But it's sinking in and getting easier with each passing day. I think of the conversations he and I had this past year. Death was often the topic of choice.
He'd lived a pretty colorful life up until around the time I was born - served in WWII, was stationed in the Phillipines, met and married my mom there, traveled around and worked in civil service, owned a radio station, had three kids... He was 40 years old when I was born, and at that point, he settled down and took a job as a math, science, and engineering instructor at the junior college in our little hometown.
|Dad, apparently practicing his powers of meditiation|
one late 80s Christmas...
In addition to his robust health that kept him going for 91 years, despite his age, his head of hair remained relatively full and wavy. Since it all had turned white, we would think of him fondly as "Moses". This past year, he began going with the buzz cut. I suspect this was mainly for practical purposes, but I told him he even looked like a Buddhist monk.

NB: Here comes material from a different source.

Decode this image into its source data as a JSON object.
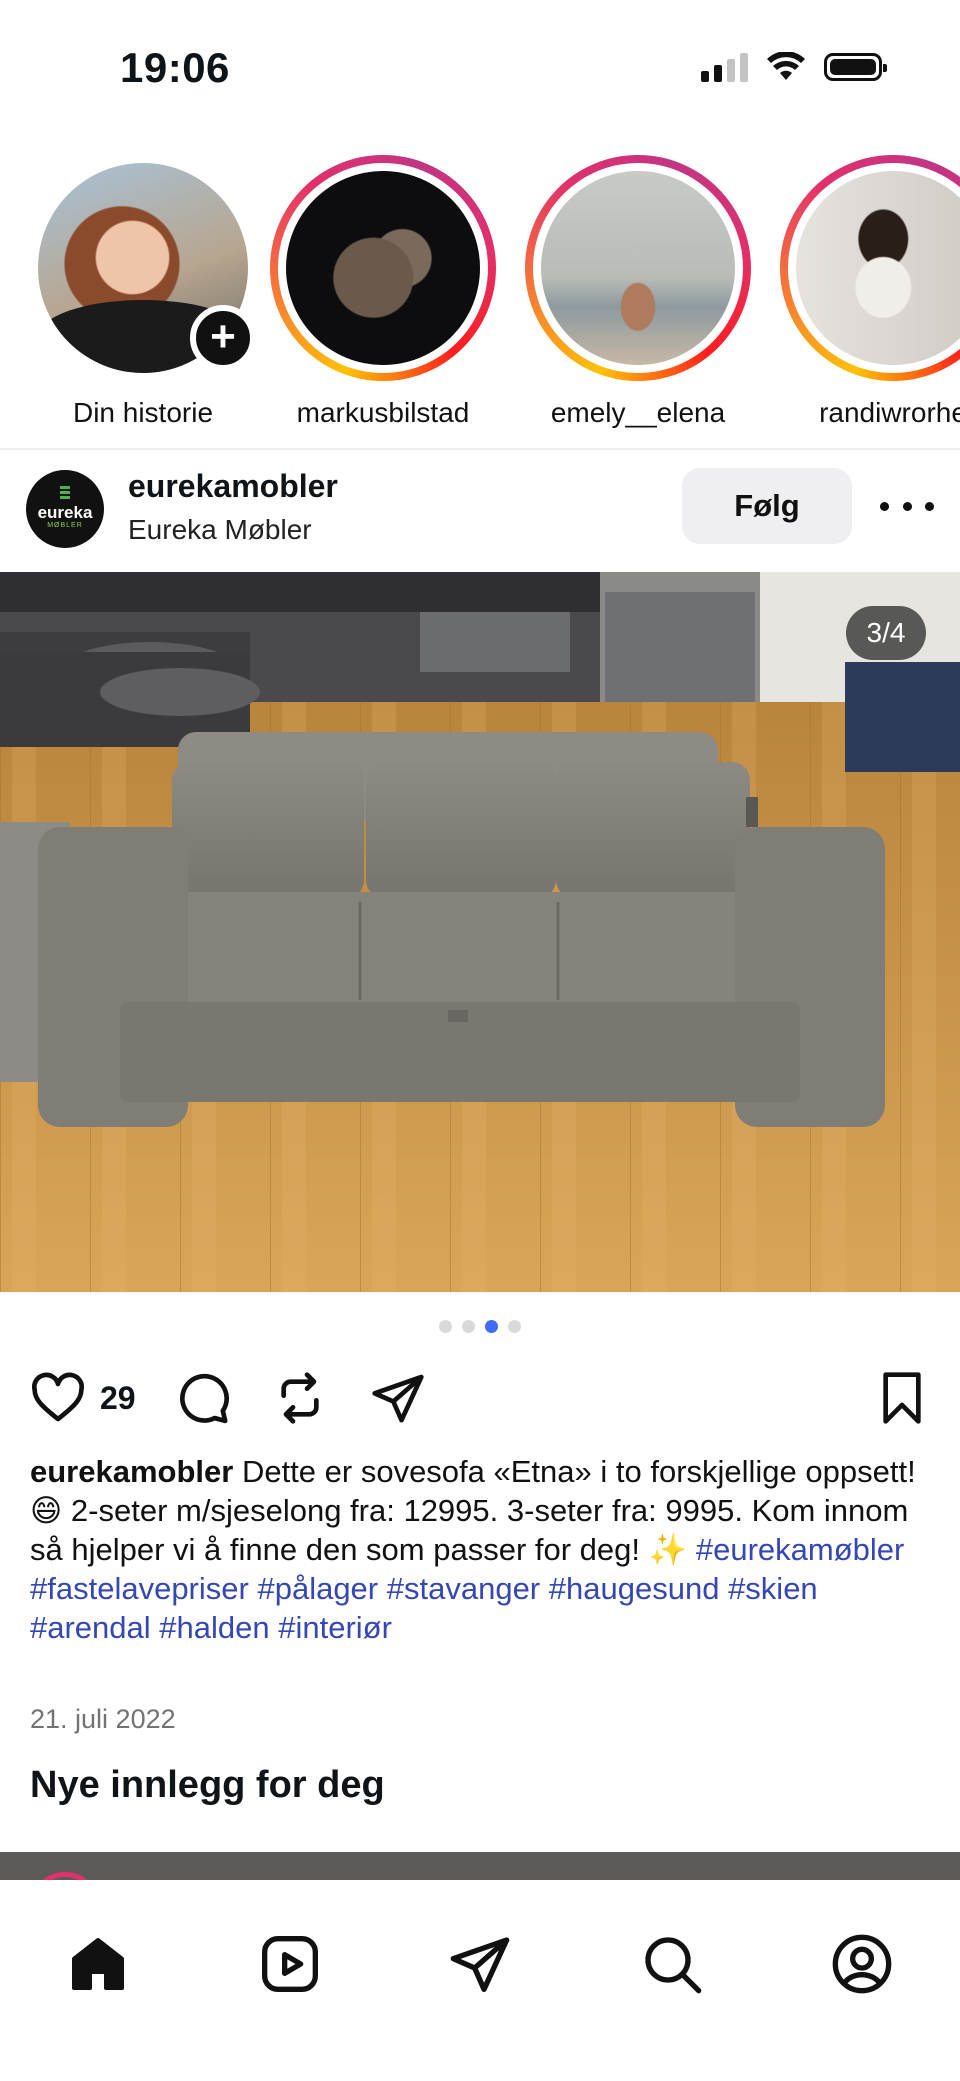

I'll miss those conversations. I think what I'm most grateful for at this point is that my dad's mind stayed sharp right up until the very end. If it had been reduced somehow by dementia or other neurological problems, that would have been truly tragic.
A few hours after my dad's passing, I got a call from a rep from the local organ and tissue donor facility, as my dad was a registered donor. She asked for my consent and then went through several questions for screening purposes. Afterwards, I remarked that I was honestly surprised that they would be very interested in the remains of someone my dad's age.
But she explained to me that his skin was very useful. Apparently, older skin is better than younger skin for grafting. The less elasticity, the better - who knew??
“The only real failure in life is not to be true to the best one knows.”
“Even death is not to be feared by one who has lived wisely.”- Buddha